Keep your eyes on the road and your hands up on the wheel. Sage advice when you are driving to the ghost town of Reef high up in Carr Canyon.
Carr Canyon Road begins near milepost 328 off SR 92 in Hereford. The first two miles in are easy. The road is paved for the most part and is smooth as you gain some elevation. There are some lovely houses built in idyllic spots on the wash sides. At one place my wife and I once watched as a fawn playfully jousted with some turkeys. Around two miles in, there is a nicely maintained Forest Service Campground.
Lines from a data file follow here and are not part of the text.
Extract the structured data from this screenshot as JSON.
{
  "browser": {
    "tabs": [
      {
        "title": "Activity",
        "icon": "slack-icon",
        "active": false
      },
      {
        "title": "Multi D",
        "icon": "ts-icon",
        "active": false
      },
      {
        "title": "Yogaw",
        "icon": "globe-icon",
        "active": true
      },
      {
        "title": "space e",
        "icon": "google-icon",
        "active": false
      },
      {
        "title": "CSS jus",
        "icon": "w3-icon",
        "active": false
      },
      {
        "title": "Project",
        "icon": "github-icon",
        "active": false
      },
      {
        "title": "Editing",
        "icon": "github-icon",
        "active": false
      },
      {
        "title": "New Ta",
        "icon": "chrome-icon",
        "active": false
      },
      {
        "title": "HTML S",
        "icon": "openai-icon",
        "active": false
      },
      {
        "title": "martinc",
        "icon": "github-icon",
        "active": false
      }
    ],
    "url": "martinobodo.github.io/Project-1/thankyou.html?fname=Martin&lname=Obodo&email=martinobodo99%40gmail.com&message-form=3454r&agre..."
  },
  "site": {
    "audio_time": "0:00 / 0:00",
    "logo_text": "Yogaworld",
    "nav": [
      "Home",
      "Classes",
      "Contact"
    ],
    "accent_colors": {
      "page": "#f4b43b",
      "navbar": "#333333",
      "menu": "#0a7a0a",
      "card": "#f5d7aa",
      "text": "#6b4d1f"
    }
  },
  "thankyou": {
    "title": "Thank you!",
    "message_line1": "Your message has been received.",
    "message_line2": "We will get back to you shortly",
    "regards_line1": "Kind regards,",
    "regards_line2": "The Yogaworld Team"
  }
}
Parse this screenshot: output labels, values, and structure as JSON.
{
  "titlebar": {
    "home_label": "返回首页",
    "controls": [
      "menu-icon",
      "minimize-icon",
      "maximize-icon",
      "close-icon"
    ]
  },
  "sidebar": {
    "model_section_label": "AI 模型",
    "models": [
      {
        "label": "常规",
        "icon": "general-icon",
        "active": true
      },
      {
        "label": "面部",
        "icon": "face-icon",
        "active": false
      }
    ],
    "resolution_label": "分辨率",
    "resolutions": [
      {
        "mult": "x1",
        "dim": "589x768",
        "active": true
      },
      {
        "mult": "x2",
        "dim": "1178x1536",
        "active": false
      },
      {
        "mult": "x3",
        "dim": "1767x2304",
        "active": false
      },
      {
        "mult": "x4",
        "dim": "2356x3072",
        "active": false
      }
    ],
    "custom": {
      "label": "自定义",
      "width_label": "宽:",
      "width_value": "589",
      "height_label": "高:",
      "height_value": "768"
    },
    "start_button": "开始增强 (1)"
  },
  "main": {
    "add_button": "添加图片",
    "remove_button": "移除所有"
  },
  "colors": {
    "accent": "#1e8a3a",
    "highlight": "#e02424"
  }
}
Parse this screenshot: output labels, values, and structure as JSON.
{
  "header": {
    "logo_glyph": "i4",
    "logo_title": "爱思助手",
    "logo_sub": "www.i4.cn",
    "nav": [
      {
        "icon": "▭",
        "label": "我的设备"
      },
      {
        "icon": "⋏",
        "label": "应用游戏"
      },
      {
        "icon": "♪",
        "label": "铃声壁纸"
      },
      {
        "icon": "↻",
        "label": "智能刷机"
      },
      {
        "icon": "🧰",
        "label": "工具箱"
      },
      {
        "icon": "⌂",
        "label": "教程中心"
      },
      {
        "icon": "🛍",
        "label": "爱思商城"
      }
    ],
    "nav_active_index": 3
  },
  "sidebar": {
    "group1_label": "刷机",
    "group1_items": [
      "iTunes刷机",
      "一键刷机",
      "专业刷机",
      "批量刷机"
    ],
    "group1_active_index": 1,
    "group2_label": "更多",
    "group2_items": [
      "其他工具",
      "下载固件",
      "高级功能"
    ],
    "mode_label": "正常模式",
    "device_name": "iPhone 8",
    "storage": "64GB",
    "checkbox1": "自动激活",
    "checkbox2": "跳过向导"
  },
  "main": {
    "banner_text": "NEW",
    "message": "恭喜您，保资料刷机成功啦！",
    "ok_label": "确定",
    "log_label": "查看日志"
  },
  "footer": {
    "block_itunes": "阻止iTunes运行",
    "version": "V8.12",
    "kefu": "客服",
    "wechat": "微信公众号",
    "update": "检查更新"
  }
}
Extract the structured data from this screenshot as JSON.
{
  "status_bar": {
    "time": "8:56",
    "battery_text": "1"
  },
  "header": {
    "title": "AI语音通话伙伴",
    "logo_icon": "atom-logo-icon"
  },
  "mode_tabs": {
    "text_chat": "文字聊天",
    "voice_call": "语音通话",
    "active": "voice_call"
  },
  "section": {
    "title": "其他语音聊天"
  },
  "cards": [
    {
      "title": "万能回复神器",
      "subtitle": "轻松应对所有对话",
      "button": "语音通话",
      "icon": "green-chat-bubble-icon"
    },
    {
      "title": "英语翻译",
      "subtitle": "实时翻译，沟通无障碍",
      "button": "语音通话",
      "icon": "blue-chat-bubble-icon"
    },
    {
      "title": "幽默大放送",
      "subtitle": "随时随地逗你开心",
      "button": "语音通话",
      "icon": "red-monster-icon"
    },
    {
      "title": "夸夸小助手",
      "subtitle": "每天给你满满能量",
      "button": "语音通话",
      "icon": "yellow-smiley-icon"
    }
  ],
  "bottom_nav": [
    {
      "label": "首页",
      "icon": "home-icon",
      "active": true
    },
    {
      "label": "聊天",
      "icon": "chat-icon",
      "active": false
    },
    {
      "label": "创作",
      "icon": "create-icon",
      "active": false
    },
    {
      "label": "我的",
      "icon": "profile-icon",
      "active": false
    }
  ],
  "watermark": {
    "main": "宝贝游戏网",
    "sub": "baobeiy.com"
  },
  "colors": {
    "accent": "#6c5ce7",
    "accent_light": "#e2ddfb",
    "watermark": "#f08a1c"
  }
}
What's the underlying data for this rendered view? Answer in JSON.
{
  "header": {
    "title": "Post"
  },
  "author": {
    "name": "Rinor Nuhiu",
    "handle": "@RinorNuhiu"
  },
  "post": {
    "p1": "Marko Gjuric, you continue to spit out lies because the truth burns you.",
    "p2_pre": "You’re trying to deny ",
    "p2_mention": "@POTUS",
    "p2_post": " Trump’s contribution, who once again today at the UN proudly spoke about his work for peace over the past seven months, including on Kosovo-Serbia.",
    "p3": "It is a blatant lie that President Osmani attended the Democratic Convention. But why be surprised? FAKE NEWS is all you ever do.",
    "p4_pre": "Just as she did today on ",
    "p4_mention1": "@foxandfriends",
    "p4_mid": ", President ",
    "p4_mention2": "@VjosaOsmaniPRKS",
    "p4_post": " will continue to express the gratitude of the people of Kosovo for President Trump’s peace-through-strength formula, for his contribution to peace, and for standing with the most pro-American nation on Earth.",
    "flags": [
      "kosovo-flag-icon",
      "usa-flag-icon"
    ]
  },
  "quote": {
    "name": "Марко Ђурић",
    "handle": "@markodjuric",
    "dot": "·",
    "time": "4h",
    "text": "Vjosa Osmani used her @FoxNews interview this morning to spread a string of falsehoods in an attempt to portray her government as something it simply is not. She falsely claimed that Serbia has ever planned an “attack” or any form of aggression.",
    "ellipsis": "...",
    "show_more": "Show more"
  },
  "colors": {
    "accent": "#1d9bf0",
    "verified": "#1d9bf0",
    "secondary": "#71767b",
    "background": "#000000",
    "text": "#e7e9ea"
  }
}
Beyond that is Carr House where you can tour a home built and occupied from 1932 to 1973. The home is open on weekends and serves as an area information center and presentation venue.
Less than a quarter of a mile hike from the house, a trail will lead you to the remains of the Carr Ranch, named after James Carr, who came to Arizona from Kansas City, Missouri. In 1889 he built the road up to Reef to harvest lumber growing at 9200’on the shoulders of Carr Peak. It must have been quite the mill, as production was reported to have been 6,000 to 8,000 board feet per day.
After the Carr House, the unpaved road crosses over a pipe that carries water to the town of Tombstone, 22 miles to the northeast. The road then becomes quite steep with numerous switchbacks, as about 2000’ in altitude is gained over the next six miles. I’ve driven this road several times in my four-wheel drive vehicle with a short base and a good set of brakes, but I can only describe the drive as a white-knuckle affair in both directions.
The vistas to the north, east and south are vast. You can easily peer into Mexico, over towards Bisbee and down onto the landing area for the blimp that can be seen over Fort Huachuca.
The road surface is rocky, in some places a little loose, and the drop offs perilous. Before we moved here, I used to say, to whomever would listen, that I was going to make a fortune by introducing the concept of guardrails to the good people of Arizona. My pitch was going to be (A la “The Music Man,”) “You’ve got trouble, right here in Tuba City,” etc. So far this has not borne fruit.
After an intense 15 minutes of driving, I arrive at Reef. One of the unmitigated joys of rockhounding in southeast Arizona is how often one comes upon the long-ago abandoned remains of a once thriving mining operation. The foundations that were laid down to support stamp mills, evaporating tanks and assay offices were built to last a century, and they have, even if what they supported only lasted decades. There are water pipes to nowhere stuck in the ground and walls here, their thick iron heavy and rusted yet still capable of carrying a flow. Stout walls built so rugged and strong that they still resist gravity as they stand guard against the mountain. Here and there lay old painted tanks and oxidized sheets of metal that have acquired the mien of modern sculpture.
The ground is steeply angled here, as one would expect in an old mining camp, so steep in fact that moving a hundred feet can involve two hundred steps and a lot of time. The people that lived and worked in this place must have been as stout as these walls and as capable as the iron pipe that carried the water.
What else can describe the sound that these pines make here at the 7400’ elevation, where it is sunny and 75° except to say that in all that quiet they whisper?
Quartz, specifically white quartz, is what has brought me to this place. I am making some decorative swirls on the grasslands surrounding our house and I needed some more bright white rocks to go along with some white marble collected on the north end of the Dragoons and some old white granite collected in a wash on Gas Line Road east of Whetstone.
This beautiful quartz was the throwaway rock of this operation. It exists in two veins that run close enough to the surface that they could be worked in pits and trenches. The main draw was gold and silver which tended to run alongside the quartz. These minerals were excavated and processed from the late 1800’s to the early 1900’s. World War l, The Great War as it was known, brought on a market for the tungsten here.
Sometime after that, the mines were abandoned and filled in. The rails for transporting the ore were torn up. For a brief period in the 1950’s someone tried to make a go of it selling the quartz for landscaping purposes. This too was abandoned. There must have been much more accessible places to meet that demand. On the day that visited I did recover some quartz and even some nice specimens of calcite.
Heading for home I roll with my rocks. My eyes on the road, my hands up on the wheel.